▶ Exercise
Copy out, from the data below, each line in which the word "JSON" occurs.

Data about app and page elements
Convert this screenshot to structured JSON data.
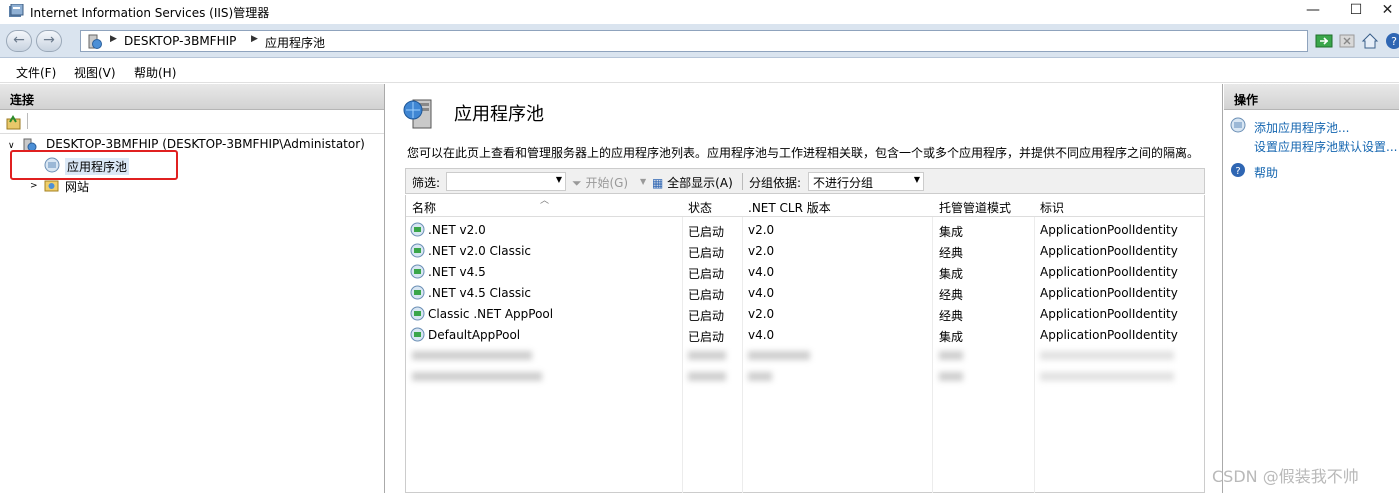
{
  "window": {
    "title": "Internet Information Services (IIS)管理器",
    "minimize": "—",
    "maximize": "☐",
    "close": "✕"
  },
  "address": {
    "crumbs": [
      "DESKTOP-3BMFHIP",
      "应用程序池"
    ]
  },
  "menu": [
    "文件(F)",
    "视图(V)",
    "帮助(H)"
  ],
  "connections": {
    "header": "连接",
    "server": "DESKTOP-3BMFHIP (DESKTOP-3BMFHIP\\Administator)",
    "app_pools": "应用程序池",
    "sites": "网站"
  },
  "main": {
    "title": "应用程序池",
    "description": "您可以在此页上查看和管理服务器上的应用程序池列表。应用程序池与工作进程相关联，包含一个或多个应用程序，并提供不同应用程序之间的隔离。",
    "filter_label": "筛选:",
    "start_label": "开始(G)",
    "show_all_label": "全部显示(A)",
    "group_label": "分组依据:",
    "group_value": "不进行分组",
    "columns": [
      "名称",
      "状态",
      ".NET CLR 版本",
      "托管管道模式",
      "标识"
    ],
    "rows": [
      {
        "name": ".NET v2.0",
        "status": "已启动",
        "clr": "v2.0",
        "mode": "集成",
        "identity": "ApplicationPoolIdentity"
      },
      {
        "name": ".NET v2.0 Classic",
        "status": "已启动",
        "clr": "v2.0",
        "mode": "经典",
        "identity": "ApplicationPoolIdentity"
      },
      {
        "name": ".NET v4.5",
        "status": "已启动",
        "clr": "v4.0",
        "mode": "集成",
        "identity": "ApplicationPoolIdentity"
      },
      {
        "name": ".NET v4.5 Classic",
        "status": "已启动",
        "clr": "v4.0",
        "mode": "经典",
        "identity": "ApplicationPoolIdentity"
      },
      {
        "name": "Classic .NET AppPool",
        "status": "已启动",
        "clr": "v2.0",
        "mode": "经典",
        "identity": "ApplicationPoolIdentity"
      },
      {
        "name": "DefaultAppPool",
        "status": "已启动",
        "clr": "v4.0",
        "mode": "集成",
        "identity": "ApplicationPoolIdentity"
      }
    ]
  },
  "actions": {
    "header": "操作",
    "add_pool": "添加应用程序池...",
    "set_defaults": "设置应用程序池默认设置...",
    "help": "帮助"
  },
  "watermark": "CSDN @假装我不帅"
}
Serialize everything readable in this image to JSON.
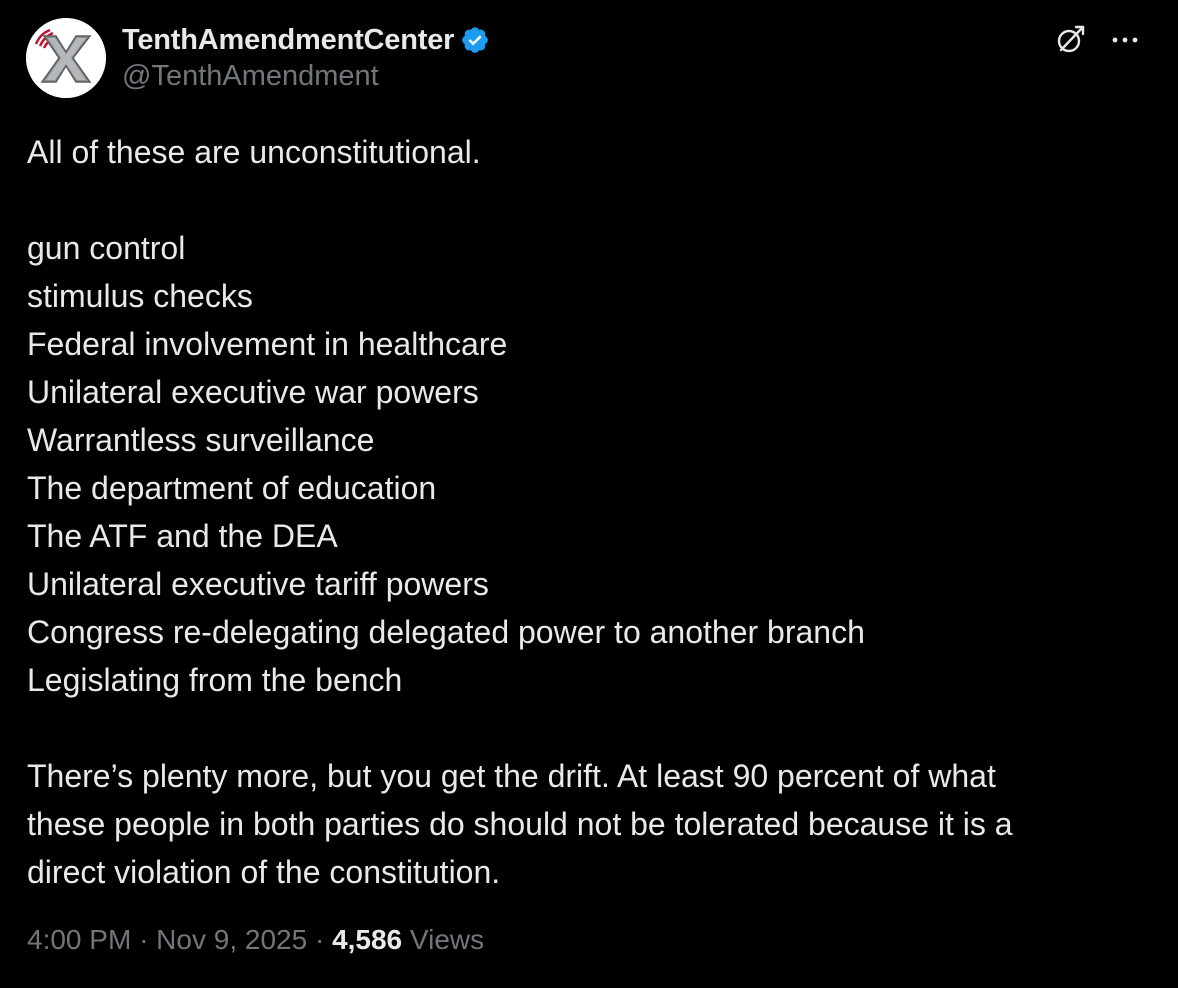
{
  "author": {
    "display_name": "TenthAmendmentCenter",
    "handle": "@TenthAmendment",
    "verified": true,
    "avatar_icon": "tenth-amendment-x-logo",
    "verified_color": "#1d9bf0"
  },
  "actions": {
    "grok_icon": "grok-icon",
    "more_icon": "more-options-icon"
  },
  "tweet": {
    "intro": "All of these are unconstitutional.",
    "items": [
      "gun control",
      "stimulus checks",
      "Federal involvement in healthcare",
      "Unilateral executive war powers",
      "Warrantless surveillance",
      "The department of education",
      "The ATF and the DEA",
      "Unilateral executive tariff powers",
      "Congress re-delegating delegated power to another branch",
      "Legislating from the bench"
    ],
    "closing_line_1": "There’s plenty more, but you get the drift.  At least 90 percent of what",
    "closing_line_2": "these people in both parties do should not be tolerated because it is a",
    "closing_line_3": "direct violation of the constitution."
  },
  "meta": {
    "time": "4:00 PM",
    "separator": "·",
    "date": "Nov 9, 2025",
    "views_count": "4,586",
    "views_label": "Views"
  },
  "colors": {
    "background": "#000000",
    "text": "#e7e9ea",
    "muted": "#71767b",
    "accent": "#1d9bf0"
  }
}
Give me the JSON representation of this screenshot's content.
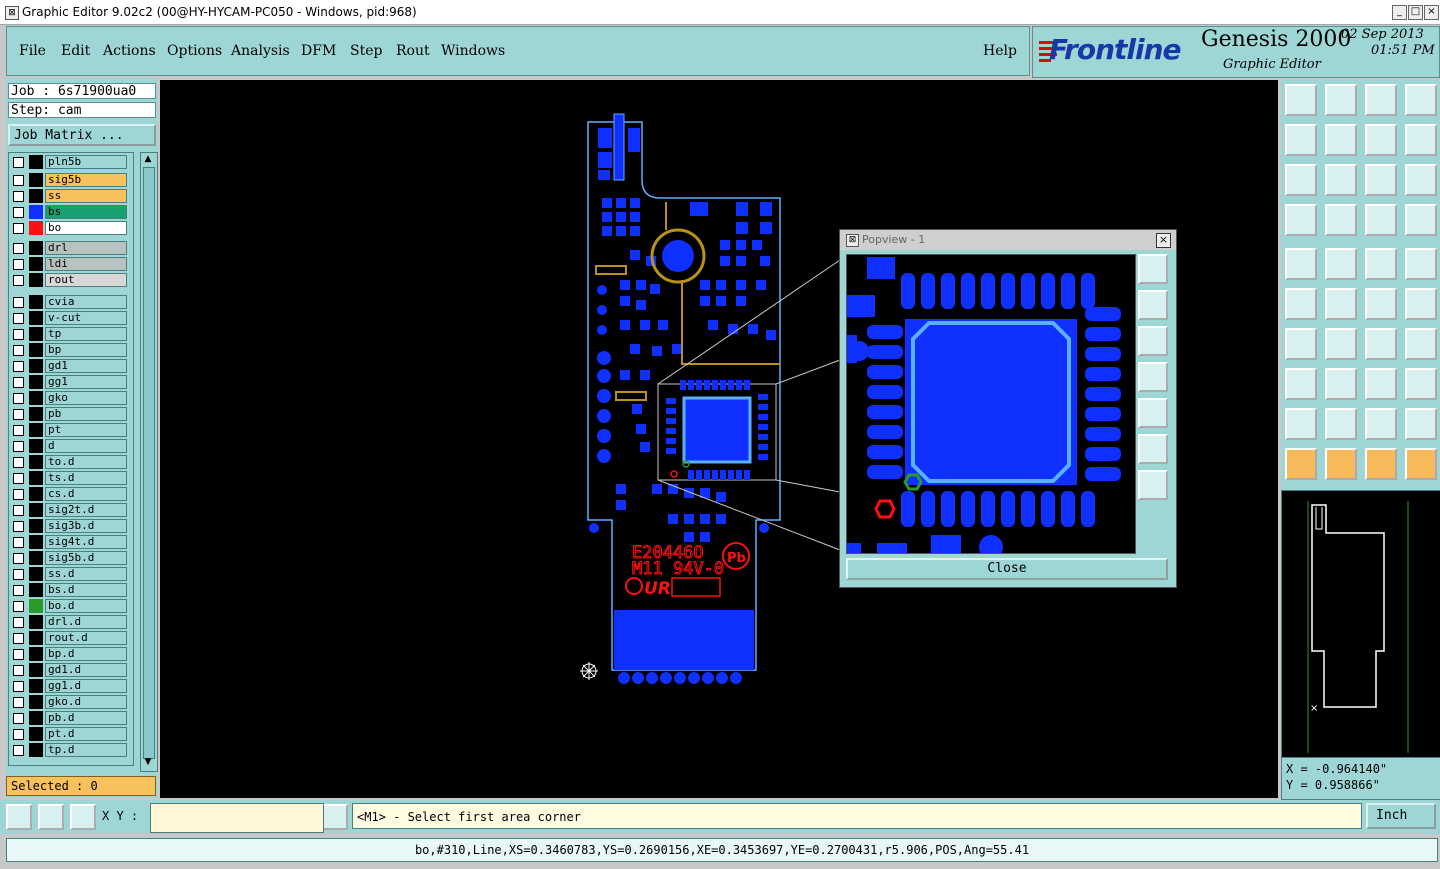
{
  "window": {
    "title": "Graphic Editor 9.02c2 (00@HY-HYCAM-PC050 - Windows, pid:968)"
  },
  "menu": [
    "File",
    "Edit",
    "Actions",
    "Options",
    "Analysis",
    "DFM",
    "Step",
    "Rout",
    "Windows"
  ],
  "help_label": "Help",
  "brand": {
    "logo": "Frontline",
    "product": "Genesis 2000",
    "subtitle": "Graphic Editor",
    "date": "02 Sep 2013",
    "time": "01:51 PM"
  },
  "job": {
    "job": "Job : 6s71900ua0",
    "step": "Step: cam",
    "matrix": "Job Matrix ..."
  },
  "layers": [
    {
      "name": "pln5b",
      "swatch": "#000000",
      "bg": "#9ed6d6"
    },
    {
      "name": "sig5b",
      "swatch": "#000000",
      "bg": "#f7c15c"
    },
    {
      "name": "ss",
      "swatch": "#000000",
      "bg": "#f7c15c"
    },
    {
      "name": "bs",
      "swatch": "#1030ff",
      "bg": "#1aa070"
    },
    {
      "name": "bo",
      "swatch": "#ff1010",
      "bg": "#ffffff"
    },
    {
      "name": "drl",
      "swatch": "#000000",
      "bg": "#b8c0c0"
    },
    {
      "name": "ldi",
      "swatch": "#000000",
      "bg": "#b8c0c0"
    },
    {
      "name": "rout",
      "swatch": "#000000",
      "bg": "#d8d8d8"
    },
    {
      "name": "cvia",
      "swatch": "#000000",
      "bg": "#9ed6d6"
    },
    {
      "name": "v-cut",
      "swatch": "#000000",
      "bg": "#9ed6d6"
    },
    {
      "name": "tp",
      "swatch": "#000000",
      "bg": "#9ed6d6"
    },
    {
      "name": "bp",
      "swatch": "#000000",
      "bg": "#9ed6d6"
    },
    {
      "name": "gd1",
      "swatch": "#000000",
      "bg": "#9ed6d6"
    },
    {
      "name": "gg1",
      "swatch": "#000000",
      "bg": "#9ed6d6"
    },
    {
      "name": "gko",
      "swatch": "#000000",
      "bg": "#9ed6d6"
    },
    {
      "name": "pb",
      "swatch": "#000000",
      "bg": "#9ed6d6"
    },
    {
      "name": "pt",
      "swatch": "#000000",
      "bg": "#9ed6d6"
    },
    {
      "name": "d",
      "swatch": "#000000",
      "bg": "#9ed6d6"
    },
    {
      "name": "to.d",
      "swatch": "#000000",
      "bg": "#9ed6d6"
    },
    {
      "name": "ts.d",
      "swatch": "#000000",
      "bg": "#9ed6d6"
    },
    {
      "name": "cs.d",
      "swatch": "#000000",
      "bg": "#9ed6d6"
    },
    {
      "name": "sig2t.d",
      "swatch": "#000000",
      "bg": "#9ed6d6"
    },
    {
      "name": "sig3b.d",
      "swatch": "#000000",
      "bg": "#9ed6d6"
    },
    {
      "name": "sig4t.d",
      "swatch": "#000000",
      "bg": "#9ed6d6"
    },
    {
      "name": "sig5b.d",
      "swatch": "#000000",
      "bg": "#9ed6d6"
    },
    {
      "name": "ss.d",
      "swatch": "#000000",
      "bg": "#9ed6d6"
    },
    {
      "name": "bs.d",
      "swatch": "#000000",
      "bg": "#9ed6d6"
    },
    {
      "name": "bo.d",
      "swatch": "#2a9a2a",
      "bg": "#9ed6d6"
    },
    {
      "name": "drl.d",
      "swatch": "#000000",
      "bg": "#9ed6d6"
    },
    {
      "name": "rout.d",
      "swatch": "#000000",
      "bg": "#9ed6d6"
    },
    {
      "name": "bp.d",
      "swatch": "#000000",
      "bg": "#9ed6d6"
    },
    {
      "name": "gd1.d",
      "swatch": "#000000",
      "bg": "#9ed6d6"
    },
    {
      "name": "gg1.d",
      "swatch": "#000000",
      "bg": "#9ed6d6"
    },
    {
      "name": "gko.d",
      "swatch": "#000000",
      "bg": "#9ed6d6"
    },
    {
      "name": "pb.d",
      "swatch": "#000000",
      "bg": "#9ed6d6"
    },
    {
      "name": "pt.d",
      "swatch": "#000000",
      "bg": "#9ed6d6"
    },
    {
      "name": "tp.d",
      "swatch": "#000000",
      "bg": "#9ed6d6"
    }
  ],
  "selected": "Selected : 0",
  "popview": {
    "title": "Popview - 1",
    "close": "Close"
  },
  "silkscreen": {
    "line1": "E20446O",
    "line2": "M11 94V-0",
    "logo": "UR",
    "badge": "Pb"
  },
  "coords": {
    "x": "X = -0.964140\"",
    "y": "Y = 0.958866\""
  },
  "bottom": {
    "xy_label": "X Y :",
    "xy_value": "",
    "message": "<M1> - Select first area corner",
    "unit": "Inch",
    "status": "bo,#310,Line,XS=0.3460783,YS=0.2690156,XE=0.3453697,YE=0.2700431,r5.906,POS,Ang=55.41"
  },
  "colors": {
    "panel": "#9ed6d6",
    "copper": "#1030ff",
    "outline": "#5ab0ff",
    "silk": "#ff1010",
    "trace": "#b8901a"
  }
}
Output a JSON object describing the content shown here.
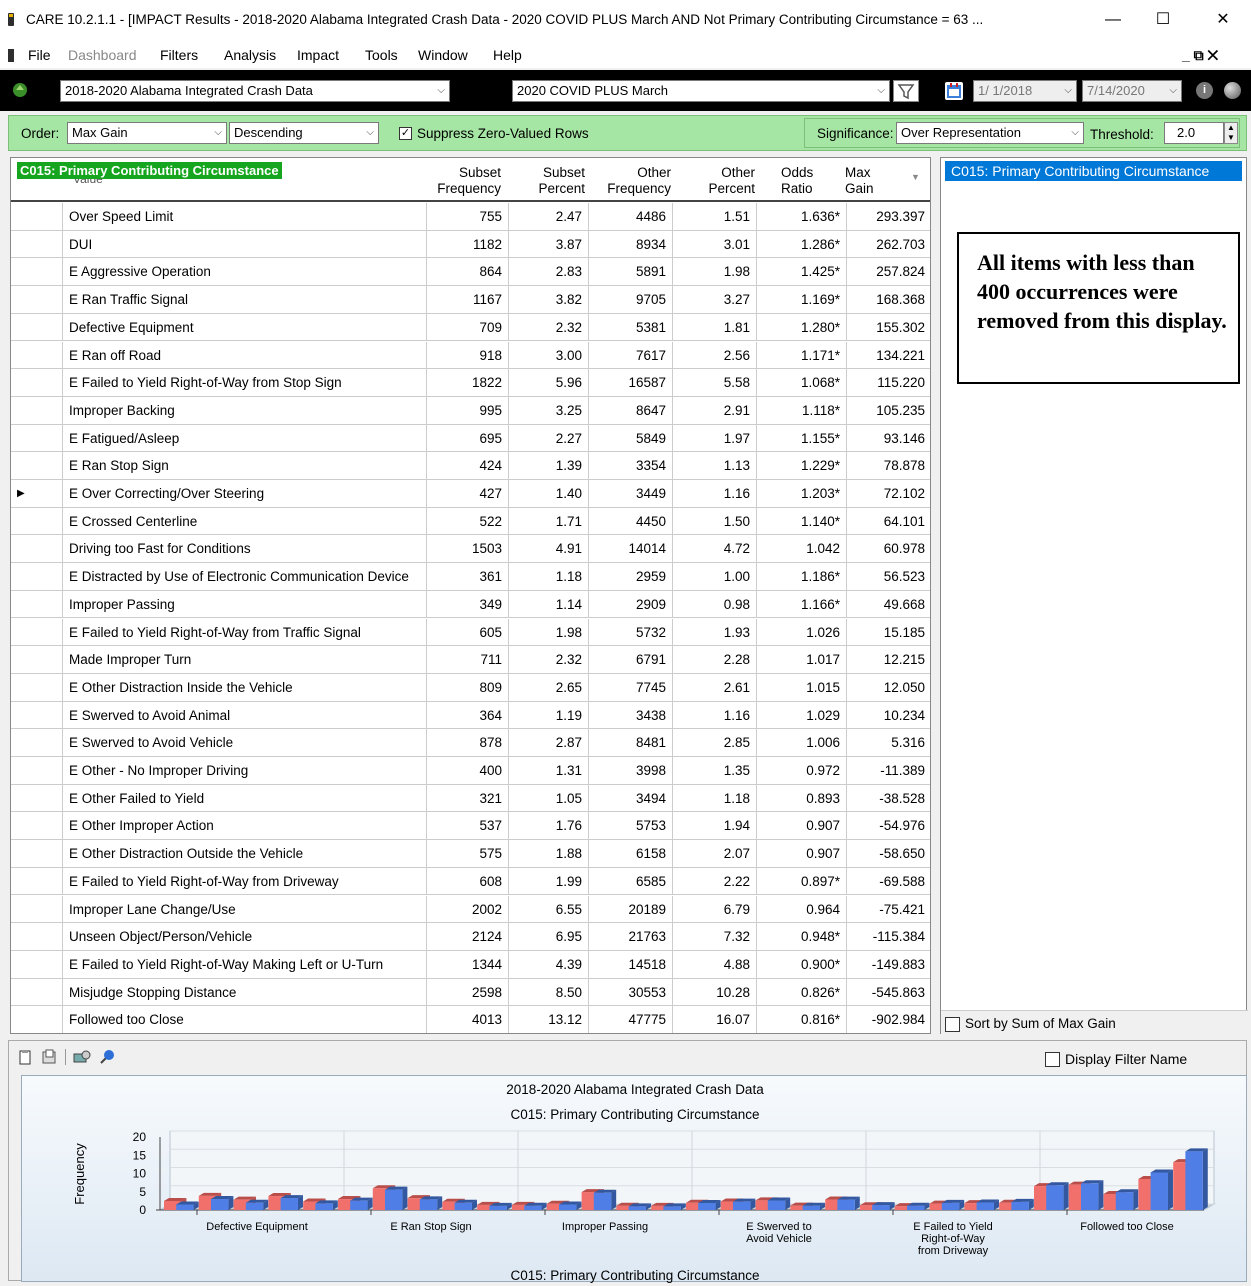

▶ Result
Convert this screenshot to structured JSON data.
Serialize everything readable in this image to JSON.
Give me the JSON representation of this screenshot's content.
Output a JSON object describing the content shown here.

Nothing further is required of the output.